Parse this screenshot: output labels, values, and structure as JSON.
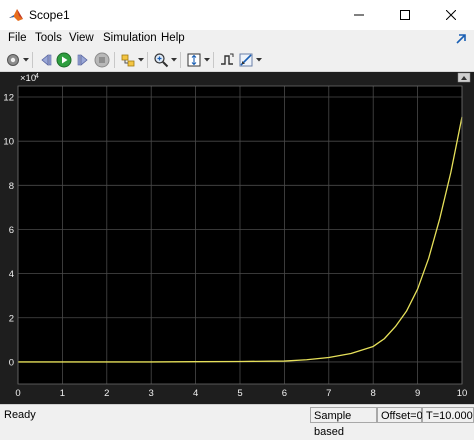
{
  "window": {
    "title": "Scope1",
    "controls": [
      "minimize-icon",
      "maximize-icon",
      "close-icon"
    ]
  },
  "menu": {
    "items": [
      "File",
      "Tools",
      "View",
      "Simulation",
      "Help"
    ]
  },
  "toolbar": {
    "buttons": [
      "settings-icon",
      "step-back-icon",
      "run-icon",
      "step-forward-icon",
      "stop-icon",
      "highlight-block-icon",
      "zoom-icon",
      "autoscale-icon",
      "triggers-icon",
      "cursor-measurements-icon"
    ]
  },
  "chart_data": {
    "type": "line",
    "title": "",
    "xlabel": "",
    "ylabel": "",
    "y_exponent_label": "×10",
    "y_exponent_power": "4",
    "xlim": [
      0,
      10
    ],
    "ylim": [
      -1,
      12.5
    ],
    "x_ticks": [
      "0",
      "1",
      "2",
      "3",
      "4",
      "5",
      "6",
      "7",
      "8",
      "9",
      "10"
    ],
    "y_ticks": [
      "0",
      "2",
      "4",
      "6",
      "8",
      "10",
      "12"
    ],
    "grid": true,
    "series": [
      {
        "color": "#e6e05a",
        "x": [
          0,
          1,
          2,
          3,
          4,
          5,
          6,
          6.5,
          7,
          7.5,
          8,
          8.25,
          8.5,
          8.75,
          9,
          9.25,
          9.5,
          9.75,
          10
        ],
        "y": [
          0,
          0,
          0,
          0,
          0.01,
          0.02,
          0.04,
          0.1,
          0.2,
          0.38,
          0.7,
          1.05,
          1.6,
          2.3,
          3.3,
          4.7,
          6.5,
          8.6,
          11.1
        ]
      }
    ],
    "background": "#000000",
    "axes_color": "#1e1e1e"
  },
  "status": {
    "ready": "Ready",
    "sample_mode": "Sample based",
    "offset": "Offset=0",
    "time": "T=10.000"
  },
  "colors": {
    "line": "#e6e05a",
    "plot_background": "#000000",
    "figure_background": "#1e1e1e",
    "grid": "#4a4a4a"
  }
}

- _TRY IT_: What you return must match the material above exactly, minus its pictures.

- _SOLUTION TO THE PROBLEM_:
Parse this screenshot: output labels, values, and structure as JSON.
{
  "window": {
    "title": "Scope1",
    "controls": [
      "minimize-icon",
      "maximize-icon",
      "close-icon"
    ]
  },
  "menu": {
    "items": [
      "File",
      "Tools",
      "View",
      "Simulation",
      "Help"
    ]
  },
  "toolbar": {
    "buttons": [
      "settings-icon",
      "step-back-icon",
      "run-icon",
      "step-forward-icon",
      "stop-icon",
      "highlight-block-icon",
      "zoom-icon",
      "autoscale-icon",
      "triggers-icon",
      "cursor-measurements-icon"
    ]
  },
  "chart_data": {
    "type": "line",
    "title": "",
    "xlabel": "",
    "ylabel": "",
    "y_exponent_label": "×10",
    "y_exponent_power": "4",
    "xlim": [
      0,
      10
    ],
    "ylim": [
      -1,
      12.5
    ],
    "x_ticks": [
      "0",
      "1",
      "2",
      "3",
      "4",
      "5",
      "6",
      "7",
      "8",
      "9",
      "10"
    ],
    "y_ticks": [
      "0",
      "2",
      "4",
      "6",
      "8",
      "10",
      "12"
    ],
    "grid": true,
    "series": [
      {
        "color": "#e6e05a",
        "x": [
          0,
          1,
          2,
          3,
          4,
          5,
          6,
          6.5,
          7,
          7.5,
          8,
          8.25,
          8.5,
          8.75,
          9,
          9.25,
          9.5,
          9.75,
          10
        ],
        "y": [
          0,
          0,
          0,
          0,
          0.01,
          0.02,
          0.04,
          0.1,
          0.2,
          0.38,
          0.7,
          1.05,
          1.6,
          2.3,
          3.3,
          4.7,
          6.5,
          8.6,
          11.1
        ]
      }
    ],
    "background": "#000000",
    "axes_color": "#1e1e1e"
  },
  "status": {
    "ready": "Ready",
    "sample_mode": "Sample based",
    "offset": "Offset=0",
    "time": "T=10.000"
  },
  "colors": {
    "line": "#e6e05a",
    "plot_background": "#000000",
    "figure_background": "#1e1e1e",
    "grid": "#4a4a4a"
  }
}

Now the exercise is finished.